The state senate in New York had already passed an anti-BDS bill, an its state assembly counterpart is in committee. An earlier piece of anti-BDS legislation in the senate was pulled after New York’s Freedom to Boycott Coalition delivered a letter signed by more than 100 organizations to state legislators in New York, progressive magazine Salon reported. The letter stated the legislation would create "unconstitutional blacklists" of "individuals and/or entities that exercise their constitutional right to utilize boycott as a form of free speech."

"Should such a bill become law, it would chill and deter constitutionally protected speech by intimidating people from engaging in political actions for fear of being blacklisted," the letter said. 

On Sunday, Cuomo told The Times he wanted "immediate action" on BDS, joking that passing legislation can "often be a tedious affair". 

"This order sends the message that this state will do everything in its power to end this hateful, intolerant campaign," Cuomo said in a statement. "New York and Israel share an unbreakable bond and I pray that the Israeli and Palestinian people will find a way to live side by side and find peace, prosperity and security."

You've read  of  free articles. Subscribe to continue.
Real news can be honest, hopeful, credible, constructive.
What is the Monitor difference? Tackling the tough headlines – with humanity. Listening to sources – with respect. Seeing the story that others are missing by reporting what so often gets overlooked: the values that connect us. That’s Monitor reporting – news that changes how you see the world.

Dear Reader,

About a year ago, I happened upon this statement about the Monitor in the Harvard Business Review – under the charming heading of “do things that don’t interest you”:

“Many things that end up” being meaningful, writes social scientist Joseph Grenny, “have come from conference workshops, articles, or online videos that began as a chore and ended with an insight. My work in Kenya, for example, was heavily influenced by a Christian Science Monitor article I had forced myself to read 10 years earlier. Sometimes, we call things ‘boring’ simply because they lie outside the box we are currently in.”

If you were to come up with a punchline to a joke about the Monitor, that would probably be it. We’re seen as being global, fair, insightful, and perhaps a bit too earnest. We’re the bran muffin of journalism.

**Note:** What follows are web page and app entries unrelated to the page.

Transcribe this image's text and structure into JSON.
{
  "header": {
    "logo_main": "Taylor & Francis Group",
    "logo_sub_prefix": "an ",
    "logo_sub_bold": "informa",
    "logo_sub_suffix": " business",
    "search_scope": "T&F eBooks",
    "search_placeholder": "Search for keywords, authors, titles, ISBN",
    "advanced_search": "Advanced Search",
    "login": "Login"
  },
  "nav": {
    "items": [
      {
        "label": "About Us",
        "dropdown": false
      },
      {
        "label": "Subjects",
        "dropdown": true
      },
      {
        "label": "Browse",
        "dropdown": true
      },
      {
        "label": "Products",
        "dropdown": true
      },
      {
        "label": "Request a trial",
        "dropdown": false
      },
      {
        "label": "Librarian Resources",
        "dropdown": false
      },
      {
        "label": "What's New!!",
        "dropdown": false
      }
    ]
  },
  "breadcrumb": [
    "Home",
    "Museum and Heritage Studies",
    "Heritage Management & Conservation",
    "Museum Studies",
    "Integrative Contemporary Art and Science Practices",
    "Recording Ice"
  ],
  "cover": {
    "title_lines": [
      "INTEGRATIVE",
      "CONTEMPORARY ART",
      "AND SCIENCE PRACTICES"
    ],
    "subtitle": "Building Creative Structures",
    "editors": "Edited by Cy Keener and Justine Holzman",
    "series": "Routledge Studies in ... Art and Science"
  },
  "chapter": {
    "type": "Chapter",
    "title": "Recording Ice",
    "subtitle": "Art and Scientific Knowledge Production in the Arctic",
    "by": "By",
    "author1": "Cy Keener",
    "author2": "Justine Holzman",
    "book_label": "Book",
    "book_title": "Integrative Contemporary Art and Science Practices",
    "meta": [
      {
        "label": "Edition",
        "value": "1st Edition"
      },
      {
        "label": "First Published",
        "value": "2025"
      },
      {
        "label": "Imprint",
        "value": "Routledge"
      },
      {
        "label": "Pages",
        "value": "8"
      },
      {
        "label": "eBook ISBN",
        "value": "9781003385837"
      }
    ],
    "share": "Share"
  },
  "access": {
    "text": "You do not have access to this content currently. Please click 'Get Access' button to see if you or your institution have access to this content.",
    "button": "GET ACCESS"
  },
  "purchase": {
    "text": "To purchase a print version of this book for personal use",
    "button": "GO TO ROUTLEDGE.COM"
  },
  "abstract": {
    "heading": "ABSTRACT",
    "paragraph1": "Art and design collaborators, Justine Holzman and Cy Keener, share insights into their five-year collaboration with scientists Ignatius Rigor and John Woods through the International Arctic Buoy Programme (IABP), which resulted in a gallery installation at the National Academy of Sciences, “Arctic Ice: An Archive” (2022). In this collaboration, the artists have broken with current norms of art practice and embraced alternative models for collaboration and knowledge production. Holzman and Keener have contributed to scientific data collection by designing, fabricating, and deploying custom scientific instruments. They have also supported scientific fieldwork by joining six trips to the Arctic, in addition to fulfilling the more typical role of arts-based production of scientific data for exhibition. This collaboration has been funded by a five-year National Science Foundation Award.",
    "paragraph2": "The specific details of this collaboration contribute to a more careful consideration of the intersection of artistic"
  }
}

But you know what? We change lives. And I’m going to argue that we change lives precisely because we force open that too-small box that most human beings think they live in.

The Monitor is a peculiar little publication that’s hard for the world to figure out. We’re run by a church, but we’re not only for church members and we’re not about converting people. We’re known as being fair even as the world becomes as polarized as at any time since the newspaper’s founding in 1908.

We have a mission beyond circulation, we want to bridge divides. We’re about kicking down the door of thought everywhere and saying, “You are bigger and more capable than you realize. And we can prove it.”

If you’re looking for bran muffin journalism, you can subscribe to the Monitor for $15. You’ll get the Monitor Weekly magazine, the Monitor Daily email, and unlimited access to

QR Code to Gov. Andrew Cuomo: 'If you boycott Israel, New York will boycott you'
Read this article in
QR Code to Subscription page
Start your subscription today